▶ _TASK PROMPT_: Gather each line containing the string "gusta" from these entries.

▶ _PROVIDED RECORDS_:
*** Begin section ***

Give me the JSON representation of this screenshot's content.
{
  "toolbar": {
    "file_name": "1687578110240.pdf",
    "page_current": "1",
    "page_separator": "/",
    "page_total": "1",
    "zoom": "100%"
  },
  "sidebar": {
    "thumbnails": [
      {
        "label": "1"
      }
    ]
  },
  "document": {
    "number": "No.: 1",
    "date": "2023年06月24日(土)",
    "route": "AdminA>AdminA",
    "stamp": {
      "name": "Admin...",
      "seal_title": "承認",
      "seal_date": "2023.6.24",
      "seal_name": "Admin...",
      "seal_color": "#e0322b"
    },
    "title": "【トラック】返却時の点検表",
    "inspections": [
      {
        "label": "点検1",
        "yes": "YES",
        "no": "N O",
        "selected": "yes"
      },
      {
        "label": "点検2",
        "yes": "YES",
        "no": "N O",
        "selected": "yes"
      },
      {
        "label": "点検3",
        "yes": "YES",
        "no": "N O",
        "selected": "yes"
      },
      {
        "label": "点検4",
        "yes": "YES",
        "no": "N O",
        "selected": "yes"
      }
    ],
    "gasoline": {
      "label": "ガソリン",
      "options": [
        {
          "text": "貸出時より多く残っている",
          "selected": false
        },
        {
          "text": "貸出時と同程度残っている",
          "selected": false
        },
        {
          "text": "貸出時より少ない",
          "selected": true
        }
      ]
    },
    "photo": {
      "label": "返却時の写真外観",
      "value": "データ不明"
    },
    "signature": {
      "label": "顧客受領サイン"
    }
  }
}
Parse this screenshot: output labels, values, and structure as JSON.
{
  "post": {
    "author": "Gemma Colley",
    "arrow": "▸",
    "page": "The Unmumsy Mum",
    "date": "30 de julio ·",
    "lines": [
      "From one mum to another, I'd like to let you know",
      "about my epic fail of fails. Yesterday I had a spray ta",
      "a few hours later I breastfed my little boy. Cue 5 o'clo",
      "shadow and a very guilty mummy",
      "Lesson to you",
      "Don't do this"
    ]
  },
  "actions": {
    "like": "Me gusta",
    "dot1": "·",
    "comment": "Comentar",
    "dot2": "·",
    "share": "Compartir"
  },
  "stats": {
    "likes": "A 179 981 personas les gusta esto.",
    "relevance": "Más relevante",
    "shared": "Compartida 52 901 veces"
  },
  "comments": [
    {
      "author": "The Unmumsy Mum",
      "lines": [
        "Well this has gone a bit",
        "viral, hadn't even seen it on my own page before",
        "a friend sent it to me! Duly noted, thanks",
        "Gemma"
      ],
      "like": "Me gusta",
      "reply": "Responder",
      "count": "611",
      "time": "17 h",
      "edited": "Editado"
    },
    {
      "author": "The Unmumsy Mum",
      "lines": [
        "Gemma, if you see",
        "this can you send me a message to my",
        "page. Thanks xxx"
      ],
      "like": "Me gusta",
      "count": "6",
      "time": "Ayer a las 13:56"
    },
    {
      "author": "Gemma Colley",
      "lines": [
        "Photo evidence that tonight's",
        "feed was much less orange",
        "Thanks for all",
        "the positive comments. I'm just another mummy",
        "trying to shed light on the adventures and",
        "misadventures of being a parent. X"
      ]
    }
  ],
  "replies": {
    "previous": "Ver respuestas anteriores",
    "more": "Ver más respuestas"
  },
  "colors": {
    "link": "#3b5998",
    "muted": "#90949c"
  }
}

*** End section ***

▶ _EXPECTED ANSWER_:
    "like": "Me gusta",
    "likes": "A 179 981 personas les gusta esto.",
      "like": "Me gusta",
      "like": "Me gusta",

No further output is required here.